I'm in the middle of teaching a course titled Growing Disciples Intentionally at Western Seminary. The below insights from a few well-respected researchers at Harvard Business School seem to have struck a chord with my fellow disciples.
Summarizing, the researchers differentiate technical from adaptive change. Technical change is the outside change, what takes place 'on paper.' Adaptive change is the internal hoops we jump through in order to embrace the technical change.
In the end, the researchers assert people are not afraid of change. No, that part is okay. The scary part, the findings show, is the loss of something: pride, control, power, face, and so on. So, if you've ever shared an idea with another person only to be shut down, read on.
You're Scaring People
Excerpted from The Practice of Adaptive Leadership by Ronald Heifetz, Alexander Grashow, and Marty Linsky (Harvard Business Press)

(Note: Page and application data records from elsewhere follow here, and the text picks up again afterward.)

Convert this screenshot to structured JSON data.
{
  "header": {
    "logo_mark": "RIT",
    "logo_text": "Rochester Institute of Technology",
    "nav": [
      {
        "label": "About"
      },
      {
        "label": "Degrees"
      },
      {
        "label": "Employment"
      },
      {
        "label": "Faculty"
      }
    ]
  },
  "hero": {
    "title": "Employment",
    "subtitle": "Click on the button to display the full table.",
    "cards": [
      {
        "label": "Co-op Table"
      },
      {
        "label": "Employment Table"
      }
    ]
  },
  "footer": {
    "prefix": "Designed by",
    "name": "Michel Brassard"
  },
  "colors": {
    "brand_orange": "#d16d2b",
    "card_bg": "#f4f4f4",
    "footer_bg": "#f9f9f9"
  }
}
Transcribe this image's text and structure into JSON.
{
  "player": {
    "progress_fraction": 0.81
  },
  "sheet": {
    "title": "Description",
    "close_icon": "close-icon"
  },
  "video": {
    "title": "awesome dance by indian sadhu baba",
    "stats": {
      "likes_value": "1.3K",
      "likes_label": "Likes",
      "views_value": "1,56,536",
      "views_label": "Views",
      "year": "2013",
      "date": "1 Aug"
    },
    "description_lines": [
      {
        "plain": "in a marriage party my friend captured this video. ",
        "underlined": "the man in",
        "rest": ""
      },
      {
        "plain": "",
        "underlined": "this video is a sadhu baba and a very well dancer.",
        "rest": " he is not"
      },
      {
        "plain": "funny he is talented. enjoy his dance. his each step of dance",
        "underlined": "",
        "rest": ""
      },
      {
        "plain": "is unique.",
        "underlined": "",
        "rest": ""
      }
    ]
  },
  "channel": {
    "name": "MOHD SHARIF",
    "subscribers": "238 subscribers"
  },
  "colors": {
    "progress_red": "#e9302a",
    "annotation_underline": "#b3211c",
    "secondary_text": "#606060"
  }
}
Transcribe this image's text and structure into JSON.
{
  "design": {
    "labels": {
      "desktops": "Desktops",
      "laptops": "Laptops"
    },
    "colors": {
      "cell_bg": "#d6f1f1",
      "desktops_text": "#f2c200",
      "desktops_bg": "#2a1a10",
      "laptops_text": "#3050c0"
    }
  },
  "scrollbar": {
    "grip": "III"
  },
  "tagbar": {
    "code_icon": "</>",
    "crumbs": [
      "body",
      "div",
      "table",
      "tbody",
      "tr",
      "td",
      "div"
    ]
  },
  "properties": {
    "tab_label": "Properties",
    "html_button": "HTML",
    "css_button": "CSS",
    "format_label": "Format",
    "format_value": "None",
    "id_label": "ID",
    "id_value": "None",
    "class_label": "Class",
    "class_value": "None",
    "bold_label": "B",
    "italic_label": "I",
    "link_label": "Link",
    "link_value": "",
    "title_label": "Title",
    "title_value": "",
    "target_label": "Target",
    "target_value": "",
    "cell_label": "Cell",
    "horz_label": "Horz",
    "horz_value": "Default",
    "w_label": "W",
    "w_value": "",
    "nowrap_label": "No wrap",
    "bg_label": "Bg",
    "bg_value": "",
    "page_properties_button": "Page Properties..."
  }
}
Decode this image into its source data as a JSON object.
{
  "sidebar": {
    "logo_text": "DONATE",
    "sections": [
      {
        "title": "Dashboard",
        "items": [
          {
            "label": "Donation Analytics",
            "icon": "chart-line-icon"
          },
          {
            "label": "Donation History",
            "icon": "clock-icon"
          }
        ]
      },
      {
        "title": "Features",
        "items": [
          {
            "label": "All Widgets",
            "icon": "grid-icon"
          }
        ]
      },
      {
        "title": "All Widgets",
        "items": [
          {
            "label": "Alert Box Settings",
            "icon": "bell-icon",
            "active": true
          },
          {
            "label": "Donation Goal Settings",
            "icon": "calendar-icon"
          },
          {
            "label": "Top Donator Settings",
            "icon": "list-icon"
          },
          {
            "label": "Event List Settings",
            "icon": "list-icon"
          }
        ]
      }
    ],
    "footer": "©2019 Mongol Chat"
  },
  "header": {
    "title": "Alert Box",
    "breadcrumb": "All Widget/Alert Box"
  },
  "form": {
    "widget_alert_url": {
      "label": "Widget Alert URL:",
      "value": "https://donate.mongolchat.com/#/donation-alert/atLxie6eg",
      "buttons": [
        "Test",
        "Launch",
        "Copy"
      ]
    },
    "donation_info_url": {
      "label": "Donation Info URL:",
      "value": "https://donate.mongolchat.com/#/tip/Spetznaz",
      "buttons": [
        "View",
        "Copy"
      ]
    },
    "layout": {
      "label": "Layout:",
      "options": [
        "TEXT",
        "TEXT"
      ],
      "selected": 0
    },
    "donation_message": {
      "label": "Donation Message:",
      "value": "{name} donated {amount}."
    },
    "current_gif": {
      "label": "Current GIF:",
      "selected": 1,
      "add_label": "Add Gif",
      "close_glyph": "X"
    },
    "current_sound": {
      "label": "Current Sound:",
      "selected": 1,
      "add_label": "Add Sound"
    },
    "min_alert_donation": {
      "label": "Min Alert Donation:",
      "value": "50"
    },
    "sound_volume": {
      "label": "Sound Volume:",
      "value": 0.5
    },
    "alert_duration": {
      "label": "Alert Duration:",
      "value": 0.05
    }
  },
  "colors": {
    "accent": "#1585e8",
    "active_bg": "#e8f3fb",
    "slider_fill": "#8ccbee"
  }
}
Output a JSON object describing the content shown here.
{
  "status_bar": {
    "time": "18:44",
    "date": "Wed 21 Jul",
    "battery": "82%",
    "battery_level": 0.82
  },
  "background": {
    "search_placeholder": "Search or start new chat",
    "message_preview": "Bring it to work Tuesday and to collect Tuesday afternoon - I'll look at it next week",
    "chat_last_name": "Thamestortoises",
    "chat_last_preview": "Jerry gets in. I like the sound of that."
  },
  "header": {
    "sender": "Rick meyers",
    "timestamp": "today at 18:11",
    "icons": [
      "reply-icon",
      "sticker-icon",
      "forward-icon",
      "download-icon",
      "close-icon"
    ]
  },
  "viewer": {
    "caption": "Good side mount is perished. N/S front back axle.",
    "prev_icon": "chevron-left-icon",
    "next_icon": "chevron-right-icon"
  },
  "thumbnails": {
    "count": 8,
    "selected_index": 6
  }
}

"There is a myth that drives many change initiatives into the ground: that the organization needs to change because it is broken. The reality is that any social system (including an organization or a country or a family) is the way it is because the people in that system (at least the individuals and factions with the most leverage) want it that way. In that sense, on the whole, on balance, the system is working fine, even though it may appear to be "dysfunctional" in some respects to some members and outside observers, and even though it faces danger just over the horizon. As our colleague Jeff Lawrence poignantly says, "There is no such thing as a dysfunctional organization, because every organization is perfectly aligned to get the results it currently gets" (2009:17).
"When you exercise adaptive leadership, your authorizers will push back, understandably. They hired you...or authorized you...and now you are doing something else: you are challenging the status quo, raising a taboo issue, pointing out contradictions between what people say they value and what they actually value. You are scaring people. They may want to rid of you and find someone else who will do their bidding" (2009:26).
"You know the adage 'People resist change.' It is not really true. People are not stupid. People love change when they know it is a good thing. No one gives back a winning lottery ticket. What people resist is not change per se, but loss" (2009:22).
I've been conveying unpopular ideas for at least a decade. Here's some of what I've learned.
- Like fish, people tend to want to stay in "schools" of thought, something akin to jumping on the bandwagon; with numbers comes social safety
- Most people haven't done their research, so they rely on the research of others; if so-and-so says it's true, then it must be
- Thought leaders usually have a monetary (power/safety) reason to keep things just as they are
- Our culture values winning over truth; thus, the purpose of an argument is to rest one's case, not lose it
- People are tired and stressed; changing anything requires work
- People often listen because they know when you're done talking, they can immediately forget whatever gibberish you just floated into the atmosphere, and move on with life
- In this information age, my view is one of thousands, even millions; thus, unless my view corresponds to a noticeably different/changed life, my view will likely fall on deaf ears
People want change. They do. But it's difficult these days for people to differentiate what's real from counterfeit. Each time I pick up my home phone, for instance, I wonder if I'll be greeted by a telemarketer. I've been trained to put up my guard, and rightly so. The same is true in the "church" world. We've been sold/told so much for so long, people have grown leery, even emotionally exhausted. Because of this, the status quo has earned some merit. It might not be perfect, many reason, but at least we're not hurting anyone and it feels right. Don't get me wrong. Change needs to happen. But if we want lasting change, we can't only address the technical issues, we've got to address the adaptive issues as well.